Quartet No. 8 in C minor, Op. 110 (1960) Allegro molto
The Eighth Quartet is Shostakovich’s most popular — and one of his most hair-raising. He dedicated it to victims of fascism and war while at the same time creating his own epitaph. The entire quartet is built on a foundation of four notes that spell out his first initial and the first three letters of his last name [watch in the beginning of the piece as they demonstrate these notes]. The second movement juxtaposes violent energy with a tweaked version of a Jewish folk theme from an earlier work.
[READ: February 27, 2016] “The Full Glass”
I never understand how the New Yorker selects what it will publish each week. Sometimes authors can go for years without a piece and sometimes they can go just a couple of months. Such is the case with 2008 where there have been many duplicate authors in the span of a few months. Updike’s last story in the magazine was in January of 2008–that’s barely five months.
Anyway, this story is written from the point of view of a man turning eighty.
He talks about retiring from his job as a wood floor re finisher in Connecticut. He’s admitting he is his age and is taking a ton of pills every day and what not.
And he reflects on a many things in his life. Like the bliss of a cold glass of water. He hates the thought of drinking 8 glasses a day, but a cold glass at night is wonderful [I concur].
He thinks about his childhood and drinking very cold water from a bubbler (I had to look this up and it is very regional usage–my friend from Wisconsin said it recently and I had never heard it before). He also talks about country visits when he was kid and how he didn’t like the water from the river there–it wasn’t as cold as at his grandfather’s automobile shop.

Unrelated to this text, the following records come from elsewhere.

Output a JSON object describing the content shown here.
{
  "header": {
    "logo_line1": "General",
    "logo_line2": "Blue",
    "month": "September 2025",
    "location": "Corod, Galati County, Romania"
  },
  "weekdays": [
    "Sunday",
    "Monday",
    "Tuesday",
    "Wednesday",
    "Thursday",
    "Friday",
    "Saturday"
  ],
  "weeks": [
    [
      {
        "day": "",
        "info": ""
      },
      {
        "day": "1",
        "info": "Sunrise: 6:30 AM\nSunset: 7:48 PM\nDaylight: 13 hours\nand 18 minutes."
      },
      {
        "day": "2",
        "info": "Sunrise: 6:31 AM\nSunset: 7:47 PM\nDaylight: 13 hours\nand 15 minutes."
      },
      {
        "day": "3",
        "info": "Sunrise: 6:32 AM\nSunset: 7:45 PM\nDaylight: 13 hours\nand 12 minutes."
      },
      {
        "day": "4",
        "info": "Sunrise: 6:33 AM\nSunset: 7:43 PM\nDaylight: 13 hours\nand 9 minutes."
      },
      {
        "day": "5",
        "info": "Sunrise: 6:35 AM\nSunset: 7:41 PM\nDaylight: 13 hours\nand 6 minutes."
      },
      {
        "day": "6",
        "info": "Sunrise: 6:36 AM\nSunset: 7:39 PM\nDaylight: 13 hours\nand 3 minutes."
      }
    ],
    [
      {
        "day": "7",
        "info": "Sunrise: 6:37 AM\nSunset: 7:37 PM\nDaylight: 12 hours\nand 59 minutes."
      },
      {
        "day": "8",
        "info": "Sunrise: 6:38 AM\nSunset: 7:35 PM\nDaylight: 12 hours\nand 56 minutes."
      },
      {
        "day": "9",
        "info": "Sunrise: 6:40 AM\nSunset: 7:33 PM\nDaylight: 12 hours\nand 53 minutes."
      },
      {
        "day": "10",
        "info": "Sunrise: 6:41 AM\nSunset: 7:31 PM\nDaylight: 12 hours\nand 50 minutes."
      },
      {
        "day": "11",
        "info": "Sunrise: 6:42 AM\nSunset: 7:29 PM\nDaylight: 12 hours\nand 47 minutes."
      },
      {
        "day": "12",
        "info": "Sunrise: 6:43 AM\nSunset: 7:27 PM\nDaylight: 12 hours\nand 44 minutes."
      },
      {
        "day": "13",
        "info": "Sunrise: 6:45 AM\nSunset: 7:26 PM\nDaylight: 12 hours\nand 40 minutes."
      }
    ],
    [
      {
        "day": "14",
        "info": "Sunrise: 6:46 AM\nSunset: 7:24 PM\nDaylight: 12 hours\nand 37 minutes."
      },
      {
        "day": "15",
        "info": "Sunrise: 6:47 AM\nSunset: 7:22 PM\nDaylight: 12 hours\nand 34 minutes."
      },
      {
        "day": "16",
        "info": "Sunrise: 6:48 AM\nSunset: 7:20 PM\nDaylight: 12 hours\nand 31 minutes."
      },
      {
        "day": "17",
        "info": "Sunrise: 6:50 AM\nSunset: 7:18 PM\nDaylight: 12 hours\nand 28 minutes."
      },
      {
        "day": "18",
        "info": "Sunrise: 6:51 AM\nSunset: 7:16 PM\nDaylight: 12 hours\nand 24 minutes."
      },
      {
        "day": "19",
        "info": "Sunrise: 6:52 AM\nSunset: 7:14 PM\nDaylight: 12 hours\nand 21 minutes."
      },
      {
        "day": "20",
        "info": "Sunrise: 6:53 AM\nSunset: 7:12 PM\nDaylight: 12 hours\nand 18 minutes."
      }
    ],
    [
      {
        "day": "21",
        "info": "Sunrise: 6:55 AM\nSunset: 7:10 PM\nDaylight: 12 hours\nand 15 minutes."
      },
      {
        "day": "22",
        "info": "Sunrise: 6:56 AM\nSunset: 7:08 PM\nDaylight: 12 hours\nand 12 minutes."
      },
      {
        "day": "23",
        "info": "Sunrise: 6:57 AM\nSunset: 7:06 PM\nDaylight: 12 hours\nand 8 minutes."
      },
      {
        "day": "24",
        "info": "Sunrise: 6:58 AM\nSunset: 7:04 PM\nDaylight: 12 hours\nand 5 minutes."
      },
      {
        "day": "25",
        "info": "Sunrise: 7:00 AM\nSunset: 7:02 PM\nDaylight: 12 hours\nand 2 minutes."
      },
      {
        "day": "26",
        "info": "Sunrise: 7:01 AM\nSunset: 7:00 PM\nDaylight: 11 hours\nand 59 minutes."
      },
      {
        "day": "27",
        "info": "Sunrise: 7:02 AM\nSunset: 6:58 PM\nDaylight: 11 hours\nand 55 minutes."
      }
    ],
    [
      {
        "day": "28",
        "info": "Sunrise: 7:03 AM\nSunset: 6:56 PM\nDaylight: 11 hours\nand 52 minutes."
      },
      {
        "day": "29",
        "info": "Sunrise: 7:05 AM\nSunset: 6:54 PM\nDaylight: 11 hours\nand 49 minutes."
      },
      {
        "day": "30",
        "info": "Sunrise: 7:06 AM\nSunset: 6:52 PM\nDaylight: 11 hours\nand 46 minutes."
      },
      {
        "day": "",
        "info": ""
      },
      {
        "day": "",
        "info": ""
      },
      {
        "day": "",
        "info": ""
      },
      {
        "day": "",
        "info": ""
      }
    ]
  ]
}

Then he reflects on what is more or less the main part of the story. He talks about a moment of bliss that he experienced in Passaic, New Jersey (where we definitely did not say “bubbler”). He was out with a woman who wasn’t his wife (she was also married, as was he). He was driving a rented car and was in such a happy mood that he drifted across the empty street and parked the wrong way at the curb. A cop saw him and gave him a hard time immediately. But everything seemed like it was good that day and the cop let them go.
He talks a lot about that woman and their dalliances, and then reveals that they were caught (of course).
The woman divorced her husband, but he stayed with his wife. They lived in the same town and frequented the same parties and the woman became known as flirt–her reputation grew, so she took full advantage of it.
Another full moment came when he asked the prettiest girl in school to a barn dance and she agreed.
Then he talks about turning off Christmas lights and imagining he will be able to see the nanosecond it switches to darkness–but he never does.
As a child he imagined that getting old would be too difficult to bear but he doesn’t mind it now. There’s nothing terribly profound here, but it is nice to read that some seemingly mundane moments can be shared by everyone.
Incidentally, Updike died in 2009.